A strong area of low pressure will develop and move northeast. Behind this front, temperatures are very cold with highs expected to climb in the 40’s across Missouri and Iowa. South and ahead of the front, unusual warm air for this time of year will provide the trigger to see severe thunderstorms capable of producing strong tornadoes. Wind shear is very high, which contributes to sustaining thunderstorms. Helicity levels, or the spin in the atmosphere is very high too. High helicity values indicate areas of strong tornado development. Instability, which measures how stable the atmosphere becomes, is very high for this time of year across the risk areas. Areas could exceed 2000 joules per kilogram, which is fairly high. There will be plenty of moisture to work with, so all of the ingredients are being put together for a significant outbreak of severe storms and tornadoes.
The STP, or Significant tornado parameter measures all of the above ingredients mentioned above and puts out areas likely to see signifcant tornadoes. Anything over a 1 is considered significant. Take a look at the STP values for this evening. Note: Look at how the high STP values correspond with the high risk areas:
Here’s strong wording from the National Weather Service in Nashville, TN. NOTE: The SEC Tournament in women’s basketball is being played today. This makes me nervous. Reminds me of the SEC Men’s Tournament in Atlanta back in 2008 when the Atlanta tornado pushed through:
A BIG SEVERE WX OUTBREAK IS EXPECTED FOR MID TN
FRIDAY. STRONG LONG TRACK TORNADOES…DAMAGING WINDS AND LARGE
HAIL ARE ALL POSSIBLE. SPC CONTINUES TO POST A MODERATE RISK FOR
SEVERE WEATHER OVER THE MID STATE. THIS EVENT LOOKS MORE
WIDESPREAD AND SUBSTANTIAL THAN THE SEVERE THREAT WE HAD
YESTERDAY…PROBABLY THE BIGGEST OUTBREAK OF TORNADOES SINCE
APRIL 27, 2011. THIS EVENT COULD BE ONE OF THE GREATER IMPACT
EVENTS IN THE PAST FEW YEARS. THE PUBLIC SHOULD BE STRONGLY ADVISED
TO TAKE THIS THREAT VERY SERIOUSLY.
Because of such a high elevated threat, let’s have a quick review on safety:
Severe Weather Safety:
Here’s just general rules about severe weather safety. I will have a post early next week talking about weather safety in full detail.
-Charge all electronics.
-Have a safety plan in place now. Know where your “safety” spot is located.
-Own a NOAA Weather Radio with fresh, new batteries. If you do not have one, you can download the iMap Weather Radio Application on your smartphone. It notifies you if severe weather is heading your way.
-Stay away from rooms in your house that are near large trees outside. Strong winds can bring trees crashing into your house.
-Avoid all travel during the times severe weather is likely.
-If a tornado warning is issued in your area, move into the lowest floor towards the centralized portion of your house away from doors and windows.

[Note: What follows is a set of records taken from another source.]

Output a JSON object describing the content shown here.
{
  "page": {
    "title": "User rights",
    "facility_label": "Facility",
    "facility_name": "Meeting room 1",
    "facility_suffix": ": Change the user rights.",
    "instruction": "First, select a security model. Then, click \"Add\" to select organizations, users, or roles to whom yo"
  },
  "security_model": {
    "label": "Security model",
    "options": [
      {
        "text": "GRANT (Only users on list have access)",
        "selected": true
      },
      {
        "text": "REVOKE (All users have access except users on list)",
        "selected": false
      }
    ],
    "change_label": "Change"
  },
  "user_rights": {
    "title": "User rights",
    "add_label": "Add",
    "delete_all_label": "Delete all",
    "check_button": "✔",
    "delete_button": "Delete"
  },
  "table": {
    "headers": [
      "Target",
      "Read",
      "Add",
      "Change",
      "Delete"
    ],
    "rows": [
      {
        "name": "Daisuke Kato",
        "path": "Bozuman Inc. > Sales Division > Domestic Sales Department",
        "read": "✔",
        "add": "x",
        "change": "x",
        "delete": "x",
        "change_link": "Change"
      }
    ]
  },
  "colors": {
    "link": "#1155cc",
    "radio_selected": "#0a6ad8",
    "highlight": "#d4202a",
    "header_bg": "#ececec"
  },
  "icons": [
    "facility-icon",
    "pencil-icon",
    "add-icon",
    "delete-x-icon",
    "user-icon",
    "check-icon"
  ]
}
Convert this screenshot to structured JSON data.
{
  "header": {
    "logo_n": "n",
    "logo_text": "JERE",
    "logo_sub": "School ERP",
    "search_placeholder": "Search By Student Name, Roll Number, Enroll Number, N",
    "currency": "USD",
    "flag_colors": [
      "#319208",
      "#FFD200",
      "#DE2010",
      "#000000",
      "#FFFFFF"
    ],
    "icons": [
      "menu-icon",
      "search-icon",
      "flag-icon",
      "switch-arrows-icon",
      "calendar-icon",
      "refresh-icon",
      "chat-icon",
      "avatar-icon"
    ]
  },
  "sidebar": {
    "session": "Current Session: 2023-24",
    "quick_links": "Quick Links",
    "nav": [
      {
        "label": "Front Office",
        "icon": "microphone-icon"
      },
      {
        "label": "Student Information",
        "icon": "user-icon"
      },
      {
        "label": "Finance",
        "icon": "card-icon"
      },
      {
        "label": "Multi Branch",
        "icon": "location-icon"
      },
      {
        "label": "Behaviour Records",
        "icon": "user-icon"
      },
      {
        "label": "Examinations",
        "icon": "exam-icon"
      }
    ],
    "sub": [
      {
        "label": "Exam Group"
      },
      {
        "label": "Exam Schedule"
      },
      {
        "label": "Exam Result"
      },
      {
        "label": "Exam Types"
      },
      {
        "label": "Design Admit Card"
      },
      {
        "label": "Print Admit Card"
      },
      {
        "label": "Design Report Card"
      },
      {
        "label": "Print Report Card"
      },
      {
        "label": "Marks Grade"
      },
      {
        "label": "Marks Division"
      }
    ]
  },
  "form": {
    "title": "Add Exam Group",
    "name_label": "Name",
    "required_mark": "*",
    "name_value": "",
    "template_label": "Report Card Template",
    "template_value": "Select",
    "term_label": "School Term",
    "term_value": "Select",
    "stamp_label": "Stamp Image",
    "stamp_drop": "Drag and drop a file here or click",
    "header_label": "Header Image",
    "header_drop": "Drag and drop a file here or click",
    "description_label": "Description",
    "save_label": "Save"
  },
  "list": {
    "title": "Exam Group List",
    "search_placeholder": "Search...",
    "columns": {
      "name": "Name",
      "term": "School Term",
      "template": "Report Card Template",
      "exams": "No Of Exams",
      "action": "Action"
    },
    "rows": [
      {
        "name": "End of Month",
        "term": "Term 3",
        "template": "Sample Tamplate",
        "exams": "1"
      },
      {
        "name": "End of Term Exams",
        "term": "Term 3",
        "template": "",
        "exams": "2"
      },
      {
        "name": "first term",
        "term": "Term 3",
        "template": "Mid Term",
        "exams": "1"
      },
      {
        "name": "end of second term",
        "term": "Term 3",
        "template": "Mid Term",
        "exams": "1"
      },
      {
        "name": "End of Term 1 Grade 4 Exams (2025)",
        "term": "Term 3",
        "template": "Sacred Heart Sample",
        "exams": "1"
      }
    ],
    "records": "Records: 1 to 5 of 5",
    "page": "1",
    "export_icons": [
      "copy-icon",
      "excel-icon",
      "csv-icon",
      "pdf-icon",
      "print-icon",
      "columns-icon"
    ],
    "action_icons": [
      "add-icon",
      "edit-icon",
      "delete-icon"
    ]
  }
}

-If you own a bicycle/football helmet, wear it. A lot of injuries and deaths occur due to flying debris and trauma to the brain.
-If you do not have a basement, relocate into a bathroom or hallway.
-Grab a whistle and put it in your pocket. If a tornado does strike, and you are trapped in debris, a whistle can let people know you are trapped.
Summary: A significant weather outbreak is going to occur today with a high risk of severe storms for Kentucky and north/central Tennessee. Supercells and a line of embedded supercells and bowing segments are possible as the front pushes east. Anytime after 12pm will be prime for severe thunderstorms. Some tornadoes could be strong and long-lived. Instability and shear are increasing in these areas, which will only provide more juice for storms to produce strong winds and possibly violent tornadoes. Please be ready for this. I will not compare this event to other historical tornado outbreaks because they are all different. However, I will say this: This is a serious situation. Be weather ready NOW!
Matt Daniel is Meteorologist for WBRC in Birmingham, Alabama. A self-described "big weather and music geek," Matt has a passion for helping to keep people safe when severe weather strikes and says if you don't have a NOAA Weather Radio ... you should get one.